◆ What this task involves ◆
If a line in the data has the string "window", please show it.

◆ Dataset ◆

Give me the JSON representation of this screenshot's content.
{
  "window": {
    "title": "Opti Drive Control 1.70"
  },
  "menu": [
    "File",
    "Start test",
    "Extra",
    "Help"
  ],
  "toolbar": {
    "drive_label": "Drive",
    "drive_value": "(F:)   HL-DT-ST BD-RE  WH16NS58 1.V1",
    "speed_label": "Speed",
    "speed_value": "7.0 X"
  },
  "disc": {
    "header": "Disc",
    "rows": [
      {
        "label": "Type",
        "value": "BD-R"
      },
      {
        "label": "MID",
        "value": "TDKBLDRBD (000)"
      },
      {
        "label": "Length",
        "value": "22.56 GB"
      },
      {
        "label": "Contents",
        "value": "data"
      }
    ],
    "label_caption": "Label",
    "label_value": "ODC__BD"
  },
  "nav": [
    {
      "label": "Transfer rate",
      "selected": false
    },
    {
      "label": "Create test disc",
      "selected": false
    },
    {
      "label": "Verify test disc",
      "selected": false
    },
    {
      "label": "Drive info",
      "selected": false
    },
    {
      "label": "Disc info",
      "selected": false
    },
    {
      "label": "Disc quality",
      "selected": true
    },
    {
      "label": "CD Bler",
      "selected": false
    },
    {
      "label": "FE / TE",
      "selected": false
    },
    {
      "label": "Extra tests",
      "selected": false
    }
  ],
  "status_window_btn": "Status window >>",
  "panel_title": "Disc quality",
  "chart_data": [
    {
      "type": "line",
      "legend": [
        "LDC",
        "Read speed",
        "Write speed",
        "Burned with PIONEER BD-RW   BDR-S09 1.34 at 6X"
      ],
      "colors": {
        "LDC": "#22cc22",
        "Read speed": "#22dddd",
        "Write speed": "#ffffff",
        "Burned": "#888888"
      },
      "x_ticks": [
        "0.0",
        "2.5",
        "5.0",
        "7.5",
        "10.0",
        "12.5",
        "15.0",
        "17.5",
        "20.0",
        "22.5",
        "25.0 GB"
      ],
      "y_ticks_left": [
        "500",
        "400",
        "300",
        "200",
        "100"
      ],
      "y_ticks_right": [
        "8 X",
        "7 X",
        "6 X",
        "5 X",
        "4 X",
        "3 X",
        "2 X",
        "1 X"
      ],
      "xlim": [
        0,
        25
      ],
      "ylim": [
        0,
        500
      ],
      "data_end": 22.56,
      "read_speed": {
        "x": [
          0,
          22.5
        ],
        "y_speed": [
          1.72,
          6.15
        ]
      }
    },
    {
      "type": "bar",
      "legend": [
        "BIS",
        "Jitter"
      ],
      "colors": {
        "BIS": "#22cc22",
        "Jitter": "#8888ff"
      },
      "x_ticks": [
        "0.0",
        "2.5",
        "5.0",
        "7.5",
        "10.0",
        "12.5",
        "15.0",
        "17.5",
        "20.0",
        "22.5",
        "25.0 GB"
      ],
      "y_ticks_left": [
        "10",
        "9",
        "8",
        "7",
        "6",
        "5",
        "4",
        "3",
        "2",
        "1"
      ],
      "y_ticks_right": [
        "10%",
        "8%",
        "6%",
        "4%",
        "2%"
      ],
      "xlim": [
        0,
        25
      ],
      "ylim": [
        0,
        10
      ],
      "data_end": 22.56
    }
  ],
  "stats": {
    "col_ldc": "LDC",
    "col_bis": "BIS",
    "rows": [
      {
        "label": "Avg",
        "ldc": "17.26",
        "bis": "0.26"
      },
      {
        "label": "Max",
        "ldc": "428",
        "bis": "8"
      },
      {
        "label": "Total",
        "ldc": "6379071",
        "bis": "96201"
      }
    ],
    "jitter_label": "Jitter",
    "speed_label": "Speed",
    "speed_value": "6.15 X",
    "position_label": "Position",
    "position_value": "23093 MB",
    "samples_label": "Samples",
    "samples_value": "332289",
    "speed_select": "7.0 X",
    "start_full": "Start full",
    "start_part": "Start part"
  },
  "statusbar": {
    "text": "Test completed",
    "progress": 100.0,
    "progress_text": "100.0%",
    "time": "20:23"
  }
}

◆ Solution to this task ◆
  "window": {
  "status_window_btn": "Status window >>",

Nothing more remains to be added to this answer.